==== STORED DATA ====

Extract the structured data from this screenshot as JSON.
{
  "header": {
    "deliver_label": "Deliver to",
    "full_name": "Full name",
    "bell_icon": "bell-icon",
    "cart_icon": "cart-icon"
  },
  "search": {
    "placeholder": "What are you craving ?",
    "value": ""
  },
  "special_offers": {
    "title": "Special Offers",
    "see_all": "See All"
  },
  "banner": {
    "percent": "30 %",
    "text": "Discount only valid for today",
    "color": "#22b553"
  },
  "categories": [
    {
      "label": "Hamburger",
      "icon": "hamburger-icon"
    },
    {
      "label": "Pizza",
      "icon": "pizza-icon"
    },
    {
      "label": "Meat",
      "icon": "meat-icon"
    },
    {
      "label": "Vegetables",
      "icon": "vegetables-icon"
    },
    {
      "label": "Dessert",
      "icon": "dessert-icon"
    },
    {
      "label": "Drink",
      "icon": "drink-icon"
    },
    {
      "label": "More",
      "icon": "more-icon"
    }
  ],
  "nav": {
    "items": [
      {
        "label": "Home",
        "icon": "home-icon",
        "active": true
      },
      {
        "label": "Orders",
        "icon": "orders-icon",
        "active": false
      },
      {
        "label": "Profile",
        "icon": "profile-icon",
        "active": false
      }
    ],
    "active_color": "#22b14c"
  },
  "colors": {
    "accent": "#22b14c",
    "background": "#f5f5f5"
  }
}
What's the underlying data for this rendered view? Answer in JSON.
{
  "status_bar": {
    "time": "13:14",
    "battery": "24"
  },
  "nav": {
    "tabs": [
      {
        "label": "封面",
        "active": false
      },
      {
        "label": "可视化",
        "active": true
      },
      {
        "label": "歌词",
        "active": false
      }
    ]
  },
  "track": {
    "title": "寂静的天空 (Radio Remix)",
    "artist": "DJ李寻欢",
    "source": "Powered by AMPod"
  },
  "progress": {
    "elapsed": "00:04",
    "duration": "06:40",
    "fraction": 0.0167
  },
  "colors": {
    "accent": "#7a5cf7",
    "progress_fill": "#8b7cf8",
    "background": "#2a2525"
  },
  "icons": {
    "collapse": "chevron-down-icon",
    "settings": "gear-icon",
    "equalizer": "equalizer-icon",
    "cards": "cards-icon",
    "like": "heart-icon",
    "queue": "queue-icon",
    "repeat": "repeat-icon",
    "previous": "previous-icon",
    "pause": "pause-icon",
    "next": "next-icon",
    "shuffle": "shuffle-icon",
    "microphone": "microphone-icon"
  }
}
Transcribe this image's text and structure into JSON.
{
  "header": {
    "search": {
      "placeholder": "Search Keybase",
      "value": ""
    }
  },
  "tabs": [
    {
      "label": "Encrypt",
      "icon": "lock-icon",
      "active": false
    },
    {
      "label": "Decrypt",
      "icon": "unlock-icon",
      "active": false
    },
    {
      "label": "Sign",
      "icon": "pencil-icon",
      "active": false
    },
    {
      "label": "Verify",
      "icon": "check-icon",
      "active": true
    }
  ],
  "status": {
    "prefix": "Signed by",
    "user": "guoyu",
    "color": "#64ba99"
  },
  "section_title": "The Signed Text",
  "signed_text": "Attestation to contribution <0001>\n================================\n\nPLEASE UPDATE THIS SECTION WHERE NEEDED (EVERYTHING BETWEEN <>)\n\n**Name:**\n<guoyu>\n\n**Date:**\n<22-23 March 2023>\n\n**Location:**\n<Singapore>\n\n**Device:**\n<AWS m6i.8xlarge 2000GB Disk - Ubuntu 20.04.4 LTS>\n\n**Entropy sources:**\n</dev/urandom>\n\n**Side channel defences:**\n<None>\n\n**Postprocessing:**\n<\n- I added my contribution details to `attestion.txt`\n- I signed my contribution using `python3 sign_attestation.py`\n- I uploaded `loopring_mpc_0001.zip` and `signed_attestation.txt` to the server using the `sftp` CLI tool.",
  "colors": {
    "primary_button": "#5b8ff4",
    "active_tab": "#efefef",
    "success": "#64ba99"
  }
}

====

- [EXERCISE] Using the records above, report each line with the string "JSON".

- [ANSWER TO THE PROBLEM]
Extract the structured data from this screenshot as JSON.
What's the underlying data for this rendered view? Answer in JSON.
Transcribe this image's text and structure into JSON.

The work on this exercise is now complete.